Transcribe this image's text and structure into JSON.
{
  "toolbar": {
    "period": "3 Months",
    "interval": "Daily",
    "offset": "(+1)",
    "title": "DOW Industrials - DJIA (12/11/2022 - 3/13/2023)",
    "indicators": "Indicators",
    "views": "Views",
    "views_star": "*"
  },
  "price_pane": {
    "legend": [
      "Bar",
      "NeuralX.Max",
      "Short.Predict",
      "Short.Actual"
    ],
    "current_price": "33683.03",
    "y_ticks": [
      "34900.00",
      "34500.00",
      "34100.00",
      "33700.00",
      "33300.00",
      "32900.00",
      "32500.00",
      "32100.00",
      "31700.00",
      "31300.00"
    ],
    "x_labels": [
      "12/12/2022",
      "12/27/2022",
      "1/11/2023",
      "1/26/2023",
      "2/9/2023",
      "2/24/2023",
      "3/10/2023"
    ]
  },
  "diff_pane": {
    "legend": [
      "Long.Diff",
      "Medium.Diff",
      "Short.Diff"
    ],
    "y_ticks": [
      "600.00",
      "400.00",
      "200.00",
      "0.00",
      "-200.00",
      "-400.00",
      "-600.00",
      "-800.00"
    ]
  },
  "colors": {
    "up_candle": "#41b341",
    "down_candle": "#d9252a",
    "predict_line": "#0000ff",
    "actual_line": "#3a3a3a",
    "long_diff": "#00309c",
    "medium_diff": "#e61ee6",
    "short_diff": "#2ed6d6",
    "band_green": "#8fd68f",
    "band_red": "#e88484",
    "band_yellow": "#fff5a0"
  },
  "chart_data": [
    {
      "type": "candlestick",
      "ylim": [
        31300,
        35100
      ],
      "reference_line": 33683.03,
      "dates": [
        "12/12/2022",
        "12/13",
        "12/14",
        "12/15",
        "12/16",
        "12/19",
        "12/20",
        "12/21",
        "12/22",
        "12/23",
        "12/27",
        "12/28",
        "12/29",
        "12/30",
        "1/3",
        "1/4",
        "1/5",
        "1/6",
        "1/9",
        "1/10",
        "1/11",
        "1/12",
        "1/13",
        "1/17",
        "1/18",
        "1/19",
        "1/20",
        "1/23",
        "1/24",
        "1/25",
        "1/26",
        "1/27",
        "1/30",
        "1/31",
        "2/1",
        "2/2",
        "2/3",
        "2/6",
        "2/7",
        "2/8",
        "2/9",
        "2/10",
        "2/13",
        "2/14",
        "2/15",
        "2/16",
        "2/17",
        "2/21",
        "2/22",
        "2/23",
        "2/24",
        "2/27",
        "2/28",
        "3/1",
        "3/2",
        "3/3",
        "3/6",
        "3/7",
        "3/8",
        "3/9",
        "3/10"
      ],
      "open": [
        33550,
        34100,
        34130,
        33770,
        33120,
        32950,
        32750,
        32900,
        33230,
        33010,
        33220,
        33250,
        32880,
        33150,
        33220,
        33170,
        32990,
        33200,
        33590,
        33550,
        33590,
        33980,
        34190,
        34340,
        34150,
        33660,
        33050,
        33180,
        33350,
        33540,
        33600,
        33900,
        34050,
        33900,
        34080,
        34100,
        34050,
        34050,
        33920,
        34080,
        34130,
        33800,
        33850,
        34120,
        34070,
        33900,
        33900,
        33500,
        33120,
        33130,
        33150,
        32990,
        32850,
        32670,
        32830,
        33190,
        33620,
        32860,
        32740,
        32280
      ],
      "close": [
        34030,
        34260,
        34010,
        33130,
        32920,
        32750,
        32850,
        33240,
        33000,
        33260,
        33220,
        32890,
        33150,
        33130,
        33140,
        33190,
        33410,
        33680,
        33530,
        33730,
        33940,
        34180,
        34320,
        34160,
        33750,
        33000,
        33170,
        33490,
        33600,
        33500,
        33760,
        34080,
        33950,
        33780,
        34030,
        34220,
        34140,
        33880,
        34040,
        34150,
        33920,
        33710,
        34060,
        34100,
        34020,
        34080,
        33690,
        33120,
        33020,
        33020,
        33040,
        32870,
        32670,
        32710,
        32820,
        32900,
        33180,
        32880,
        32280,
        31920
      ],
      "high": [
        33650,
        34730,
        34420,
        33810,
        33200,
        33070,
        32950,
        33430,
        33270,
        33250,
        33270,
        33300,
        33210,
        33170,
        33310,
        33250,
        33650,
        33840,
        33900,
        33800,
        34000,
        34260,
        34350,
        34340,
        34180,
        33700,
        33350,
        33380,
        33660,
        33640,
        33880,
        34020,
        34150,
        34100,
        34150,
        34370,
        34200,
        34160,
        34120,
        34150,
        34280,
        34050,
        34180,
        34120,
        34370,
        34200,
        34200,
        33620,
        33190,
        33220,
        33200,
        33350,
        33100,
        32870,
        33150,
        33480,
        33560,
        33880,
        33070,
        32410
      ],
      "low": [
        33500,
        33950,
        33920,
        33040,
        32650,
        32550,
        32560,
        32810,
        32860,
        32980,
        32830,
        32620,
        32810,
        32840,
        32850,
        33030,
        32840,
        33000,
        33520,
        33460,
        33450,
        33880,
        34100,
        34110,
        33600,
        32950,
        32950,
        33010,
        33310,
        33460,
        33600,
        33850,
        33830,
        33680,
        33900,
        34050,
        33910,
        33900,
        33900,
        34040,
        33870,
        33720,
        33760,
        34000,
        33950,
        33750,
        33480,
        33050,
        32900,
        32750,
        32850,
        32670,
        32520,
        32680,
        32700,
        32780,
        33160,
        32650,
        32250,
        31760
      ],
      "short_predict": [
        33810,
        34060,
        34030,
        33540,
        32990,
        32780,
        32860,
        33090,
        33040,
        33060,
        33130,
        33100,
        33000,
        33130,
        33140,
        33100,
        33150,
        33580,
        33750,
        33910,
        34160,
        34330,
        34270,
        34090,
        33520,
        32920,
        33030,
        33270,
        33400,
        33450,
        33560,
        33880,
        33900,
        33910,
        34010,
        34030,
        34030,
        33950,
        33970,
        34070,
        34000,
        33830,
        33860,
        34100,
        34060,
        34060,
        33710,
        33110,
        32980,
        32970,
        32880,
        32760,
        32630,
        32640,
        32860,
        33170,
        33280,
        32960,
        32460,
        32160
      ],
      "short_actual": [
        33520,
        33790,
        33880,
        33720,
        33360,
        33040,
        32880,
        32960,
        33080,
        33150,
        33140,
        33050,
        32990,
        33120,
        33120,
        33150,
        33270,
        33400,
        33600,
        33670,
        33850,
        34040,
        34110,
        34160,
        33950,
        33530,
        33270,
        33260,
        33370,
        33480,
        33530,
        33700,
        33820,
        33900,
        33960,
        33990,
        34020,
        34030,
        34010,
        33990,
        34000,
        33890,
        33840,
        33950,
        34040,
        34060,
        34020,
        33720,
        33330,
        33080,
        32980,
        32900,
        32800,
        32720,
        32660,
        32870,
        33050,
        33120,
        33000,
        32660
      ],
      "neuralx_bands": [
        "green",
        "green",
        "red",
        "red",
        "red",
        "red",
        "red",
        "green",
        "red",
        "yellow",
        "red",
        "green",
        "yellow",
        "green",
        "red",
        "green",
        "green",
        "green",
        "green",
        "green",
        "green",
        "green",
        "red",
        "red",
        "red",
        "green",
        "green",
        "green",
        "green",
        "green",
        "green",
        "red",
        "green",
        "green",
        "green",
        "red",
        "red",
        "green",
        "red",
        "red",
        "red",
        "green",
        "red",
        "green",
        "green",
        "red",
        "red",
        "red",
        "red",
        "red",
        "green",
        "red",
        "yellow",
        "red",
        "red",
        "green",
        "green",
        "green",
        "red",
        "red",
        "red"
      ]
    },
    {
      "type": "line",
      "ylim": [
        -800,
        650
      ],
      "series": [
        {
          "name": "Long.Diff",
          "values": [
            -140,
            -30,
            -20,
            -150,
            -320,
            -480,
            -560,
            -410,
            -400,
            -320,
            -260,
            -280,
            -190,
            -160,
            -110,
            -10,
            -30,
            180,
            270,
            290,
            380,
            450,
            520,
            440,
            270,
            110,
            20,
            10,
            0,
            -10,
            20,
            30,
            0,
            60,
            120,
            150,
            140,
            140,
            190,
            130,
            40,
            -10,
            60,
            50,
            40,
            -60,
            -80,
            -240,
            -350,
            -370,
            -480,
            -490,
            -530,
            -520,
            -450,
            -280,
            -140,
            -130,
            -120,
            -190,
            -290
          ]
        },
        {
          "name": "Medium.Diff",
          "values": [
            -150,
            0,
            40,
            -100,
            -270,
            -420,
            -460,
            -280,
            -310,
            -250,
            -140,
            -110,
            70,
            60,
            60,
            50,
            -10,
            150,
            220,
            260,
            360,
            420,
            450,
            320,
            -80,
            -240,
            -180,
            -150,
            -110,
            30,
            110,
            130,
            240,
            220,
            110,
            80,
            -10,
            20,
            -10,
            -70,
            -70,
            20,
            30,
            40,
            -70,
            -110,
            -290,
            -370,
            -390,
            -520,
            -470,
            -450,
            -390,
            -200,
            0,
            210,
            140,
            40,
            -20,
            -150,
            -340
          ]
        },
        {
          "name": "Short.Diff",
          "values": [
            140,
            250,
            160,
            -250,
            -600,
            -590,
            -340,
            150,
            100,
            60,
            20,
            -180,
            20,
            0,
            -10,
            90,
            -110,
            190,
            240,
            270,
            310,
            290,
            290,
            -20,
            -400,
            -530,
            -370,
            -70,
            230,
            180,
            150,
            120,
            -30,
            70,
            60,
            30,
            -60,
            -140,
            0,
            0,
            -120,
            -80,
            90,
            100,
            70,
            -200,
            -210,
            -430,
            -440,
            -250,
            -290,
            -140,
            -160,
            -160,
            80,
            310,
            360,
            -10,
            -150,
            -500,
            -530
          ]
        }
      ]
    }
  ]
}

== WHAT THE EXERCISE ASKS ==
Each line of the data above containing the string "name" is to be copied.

== OUTPUT FOR THIS EXERCISE ==
          "name": "Long.Diff",
          "name": "Medium.Diff",
          "name": "Short.Diff",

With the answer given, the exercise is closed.